After that attack, the Daf Yomi celebration was seen as not just an act of faith, but one of defiance as well.

“The Talmud has gone through the Crusades, the pogroms, the Holocaust and too many atrocities to name, but the Talmud and the Jewish people have persevered and maintained our roots, and will continue to grow,” said Yossi Gleiberman, a watch importer, father of five and Avigayil Gleiberman’s father-in-law.

The Talmud, assembled between the years 200 and 540, is the central source of Jewish religious law and consists of debates among hundreds of rabbis about the fine legal points gleaned from more generalized teachings in the Torah, the first five books of the Bible. The discussions take in ethics, philosophy, folklore and rituals and cover almost every aspect of an observant Jew’s life.

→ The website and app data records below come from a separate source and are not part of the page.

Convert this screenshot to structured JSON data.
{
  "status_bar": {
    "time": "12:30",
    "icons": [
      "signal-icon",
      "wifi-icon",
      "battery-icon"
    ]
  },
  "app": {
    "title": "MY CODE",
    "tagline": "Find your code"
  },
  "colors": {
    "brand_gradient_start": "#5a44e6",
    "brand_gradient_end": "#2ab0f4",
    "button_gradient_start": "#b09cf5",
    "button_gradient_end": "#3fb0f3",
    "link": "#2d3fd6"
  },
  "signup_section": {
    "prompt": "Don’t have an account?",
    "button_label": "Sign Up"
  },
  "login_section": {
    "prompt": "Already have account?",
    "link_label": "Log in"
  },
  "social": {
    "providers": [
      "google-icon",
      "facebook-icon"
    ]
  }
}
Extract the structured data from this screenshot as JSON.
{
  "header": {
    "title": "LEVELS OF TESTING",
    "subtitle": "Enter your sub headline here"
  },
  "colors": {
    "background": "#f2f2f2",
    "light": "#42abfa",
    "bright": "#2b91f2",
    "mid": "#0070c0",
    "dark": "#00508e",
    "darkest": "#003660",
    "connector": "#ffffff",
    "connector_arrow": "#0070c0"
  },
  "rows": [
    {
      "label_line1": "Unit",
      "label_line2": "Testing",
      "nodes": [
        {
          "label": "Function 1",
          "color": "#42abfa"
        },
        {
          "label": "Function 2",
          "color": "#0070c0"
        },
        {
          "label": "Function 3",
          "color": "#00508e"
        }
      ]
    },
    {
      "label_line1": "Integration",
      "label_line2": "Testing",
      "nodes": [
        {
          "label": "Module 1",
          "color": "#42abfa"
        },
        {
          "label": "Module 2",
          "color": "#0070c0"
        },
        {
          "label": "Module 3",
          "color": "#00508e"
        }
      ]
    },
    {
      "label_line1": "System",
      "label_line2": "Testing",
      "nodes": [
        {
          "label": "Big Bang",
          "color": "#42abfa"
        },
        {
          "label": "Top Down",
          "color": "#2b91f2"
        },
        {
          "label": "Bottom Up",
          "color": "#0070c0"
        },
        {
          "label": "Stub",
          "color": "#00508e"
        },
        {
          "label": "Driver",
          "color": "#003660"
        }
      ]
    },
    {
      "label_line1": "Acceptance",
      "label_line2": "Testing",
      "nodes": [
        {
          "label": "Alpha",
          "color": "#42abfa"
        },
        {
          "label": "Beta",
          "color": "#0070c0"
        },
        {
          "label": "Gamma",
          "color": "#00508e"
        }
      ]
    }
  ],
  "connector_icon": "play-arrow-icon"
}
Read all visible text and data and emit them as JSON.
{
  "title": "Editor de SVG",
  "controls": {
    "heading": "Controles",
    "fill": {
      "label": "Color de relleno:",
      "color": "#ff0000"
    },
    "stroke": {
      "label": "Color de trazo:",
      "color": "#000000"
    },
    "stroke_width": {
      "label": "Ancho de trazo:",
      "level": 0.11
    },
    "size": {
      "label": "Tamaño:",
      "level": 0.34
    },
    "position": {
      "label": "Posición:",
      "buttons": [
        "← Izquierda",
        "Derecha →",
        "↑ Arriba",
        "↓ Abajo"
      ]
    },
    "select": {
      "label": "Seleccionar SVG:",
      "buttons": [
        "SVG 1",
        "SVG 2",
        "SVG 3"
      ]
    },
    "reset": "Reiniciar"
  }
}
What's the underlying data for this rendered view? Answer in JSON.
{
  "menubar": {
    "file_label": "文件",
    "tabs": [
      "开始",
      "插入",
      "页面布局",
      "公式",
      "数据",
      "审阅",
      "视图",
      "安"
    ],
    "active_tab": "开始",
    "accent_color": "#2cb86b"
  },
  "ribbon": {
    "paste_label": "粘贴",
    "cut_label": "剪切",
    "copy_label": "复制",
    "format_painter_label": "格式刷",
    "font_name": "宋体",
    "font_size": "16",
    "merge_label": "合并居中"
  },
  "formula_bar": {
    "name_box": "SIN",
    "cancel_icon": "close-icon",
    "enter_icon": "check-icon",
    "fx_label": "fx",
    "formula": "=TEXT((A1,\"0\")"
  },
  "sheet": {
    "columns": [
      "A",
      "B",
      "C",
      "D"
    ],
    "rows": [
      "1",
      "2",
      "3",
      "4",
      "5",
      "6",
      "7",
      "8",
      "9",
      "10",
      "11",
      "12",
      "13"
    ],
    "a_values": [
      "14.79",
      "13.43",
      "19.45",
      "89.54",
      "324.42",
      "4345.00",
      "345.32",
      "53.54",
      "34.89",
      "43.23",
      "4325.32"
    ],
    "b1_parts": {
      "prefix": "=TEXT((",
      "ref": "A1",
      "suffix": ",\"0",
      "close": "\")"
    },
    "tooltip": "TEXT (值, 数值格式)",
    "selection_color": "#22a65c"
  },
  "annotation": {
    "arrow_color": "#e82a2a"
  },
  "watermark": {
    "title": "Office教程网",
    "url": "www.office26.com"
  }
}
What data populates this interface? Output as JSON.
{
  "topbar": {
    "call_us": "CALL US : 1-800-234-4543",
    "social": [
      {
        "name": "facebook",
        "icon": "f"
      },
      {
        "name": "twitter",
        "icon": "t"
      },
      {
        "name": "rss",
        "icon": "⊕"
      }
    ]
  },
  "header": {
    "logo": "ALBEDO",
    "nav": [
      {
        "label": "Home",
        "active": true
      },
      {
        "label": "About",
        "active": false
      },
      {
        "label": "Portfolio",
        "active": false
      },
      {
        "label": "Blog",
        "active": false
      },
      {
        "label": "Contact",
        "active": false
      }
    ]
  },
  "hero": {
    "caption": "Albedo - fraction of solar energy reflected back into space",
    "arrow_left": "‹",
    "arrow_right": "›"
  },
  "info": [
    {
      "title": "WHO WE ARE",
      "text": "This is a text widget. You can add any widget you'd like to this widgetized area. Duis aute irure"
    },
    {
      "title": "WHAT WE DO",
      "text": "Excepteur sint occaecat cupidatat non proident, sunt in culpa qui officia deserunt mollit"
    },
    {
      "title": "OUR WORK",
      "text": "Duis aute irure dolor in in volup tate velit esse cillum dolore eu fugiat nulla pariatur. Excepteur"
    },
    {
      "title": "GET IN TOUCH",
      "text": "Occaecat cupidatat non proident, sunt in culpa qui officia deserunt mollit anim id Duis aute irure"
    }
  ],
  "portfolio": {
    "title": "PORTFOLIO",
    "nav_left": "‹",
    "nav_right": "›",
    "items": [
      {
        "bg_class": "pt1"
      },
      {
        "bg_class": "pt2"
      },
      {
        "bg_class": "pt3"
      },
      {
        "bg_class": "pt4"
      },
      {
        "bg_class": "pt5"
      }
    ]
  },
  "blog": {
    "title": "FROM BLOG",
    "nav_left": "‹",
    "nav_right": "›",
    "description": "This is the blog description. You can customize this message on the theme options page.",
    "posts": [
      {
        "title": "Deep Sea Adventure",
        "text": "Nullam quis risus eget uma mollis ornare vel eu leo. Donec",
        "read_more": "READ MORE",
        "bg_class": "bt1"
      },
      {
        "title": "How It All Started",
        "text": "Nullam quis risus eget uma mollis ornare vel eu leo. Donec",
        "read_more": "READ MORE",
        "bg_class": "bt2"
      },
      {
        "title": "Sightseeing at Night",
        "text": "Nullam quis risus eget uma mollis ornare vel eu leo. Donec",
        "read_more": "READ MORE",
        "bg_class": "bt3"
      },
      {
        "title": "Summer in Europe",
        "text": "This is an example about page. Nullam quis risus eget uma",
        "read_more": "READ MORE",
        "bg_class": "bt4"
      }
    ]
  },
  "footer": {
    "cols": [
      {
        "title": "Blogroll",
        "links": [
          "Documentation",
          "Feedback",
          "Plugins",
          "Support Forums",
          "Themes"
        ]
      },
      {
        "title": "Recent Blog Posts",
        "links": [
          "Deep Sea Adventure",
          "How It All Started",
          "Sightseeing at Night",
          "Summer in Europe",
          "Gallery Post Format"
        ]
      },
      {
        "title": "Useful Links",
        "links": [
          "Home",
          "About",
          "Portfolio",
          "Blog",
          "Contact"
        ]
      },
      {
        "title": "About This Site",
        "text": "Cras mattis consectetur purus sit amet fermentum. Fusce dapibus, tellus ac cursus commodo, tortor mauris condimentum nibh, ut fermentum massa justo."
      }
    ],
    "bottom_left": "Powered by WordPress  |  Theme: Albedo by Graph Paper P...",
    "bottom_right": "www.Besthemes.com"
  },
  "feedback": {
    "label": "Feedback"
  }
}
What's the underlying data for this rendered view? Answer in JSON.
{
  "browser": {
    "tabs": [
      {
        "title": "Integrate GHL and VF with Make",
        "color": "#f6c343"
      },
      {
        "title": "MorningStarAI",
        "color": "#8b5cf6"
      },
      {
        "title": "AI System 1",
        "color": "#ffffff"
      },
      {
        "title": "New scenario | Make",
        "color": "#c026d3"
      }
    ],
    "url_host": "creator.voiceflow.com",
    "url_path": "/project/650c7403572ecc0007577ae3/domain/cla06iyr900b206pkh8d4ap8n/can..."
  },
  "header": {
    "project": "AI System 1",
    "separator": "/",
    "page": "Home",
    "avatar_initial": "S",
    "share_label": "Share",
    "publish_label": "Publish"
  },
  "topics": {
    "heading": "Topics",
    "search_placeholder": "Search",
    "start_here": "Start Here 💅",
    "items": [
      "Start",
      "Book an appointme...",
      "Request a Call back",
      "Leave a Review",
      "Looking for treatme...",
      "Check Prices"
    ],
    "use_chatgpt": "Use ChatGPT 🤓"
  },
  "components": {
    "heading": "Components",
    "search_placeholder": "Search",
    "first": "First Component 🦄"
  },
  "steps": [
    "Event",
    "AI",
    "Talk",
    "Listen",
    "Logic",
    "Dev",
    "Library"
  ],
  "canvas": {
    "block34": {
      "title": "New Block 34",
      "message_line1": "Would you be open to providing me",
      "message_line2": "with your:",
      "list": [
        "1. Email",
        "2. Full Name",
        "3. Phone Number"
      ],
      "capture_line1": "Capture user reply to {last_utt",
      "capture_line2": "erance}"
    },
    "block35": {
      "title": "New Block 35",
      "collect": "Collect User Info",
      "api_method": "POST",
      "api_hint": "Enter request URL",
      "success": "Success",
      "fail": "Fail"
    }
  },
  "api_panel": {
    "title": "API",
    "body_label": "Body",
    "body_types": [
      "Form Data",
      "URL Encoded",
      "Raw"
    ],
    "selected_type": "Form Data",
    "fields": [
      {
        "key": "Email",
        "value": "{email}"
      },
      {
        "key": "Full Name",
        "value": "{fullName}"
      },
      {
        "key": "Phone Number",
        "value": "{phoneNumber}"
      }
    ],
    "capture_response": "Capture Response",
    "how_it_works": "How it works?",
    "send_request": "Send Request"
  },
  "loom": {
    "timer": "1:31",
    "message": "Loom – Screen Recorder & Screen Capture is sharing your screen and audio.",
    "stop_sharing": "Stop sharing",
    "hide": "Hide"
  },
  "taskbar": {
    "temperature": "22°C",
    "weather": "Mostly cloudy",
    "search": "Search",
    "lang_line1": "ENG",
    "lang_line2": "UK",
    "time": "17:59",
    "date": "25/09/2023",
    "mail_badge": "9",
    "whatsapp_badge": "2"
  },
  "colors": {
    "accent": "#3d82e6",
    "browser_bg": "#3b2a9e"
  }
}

The stadium program featured a host of speeches, and singing and dancing by men, but its highlight was a reading of the last paragraphs of the final volume of Talmud, the tractate Niddah, concerned with menstruation and other aspects of feminine physiology, followed by a reading of the first sentences of the first volume of the Talmud — Berakhot, or Ritual Blessings — that many will start next week. A special kaddish, a prayer usually recited at a graveside, was chanted at the conclusion of the last page of Niddah.

Like Retter, many of those at MetLife Stadium were children or grandchildren of Holocaust survivors and had grown up hearing stories of random attacks against Jews. But there is an essential difference between those attacks and more recent ones, Retter said.

“Now, thank God, we live in a nation of grace and favor. The people who enforce the law want to protect us,” Retter said.

Another member of Retter’s Daf Yomi group, John Mann, a professor of psychiatry at Columbia University whose parents escaped the Warsaw Ghetto and were liberated at the Bergen-Belsen concentration camp, said the celebration highlighted “continuity and survival itself.”

Persisting in that study, he said, tells the world “we’re not going away. We’re here to stay.”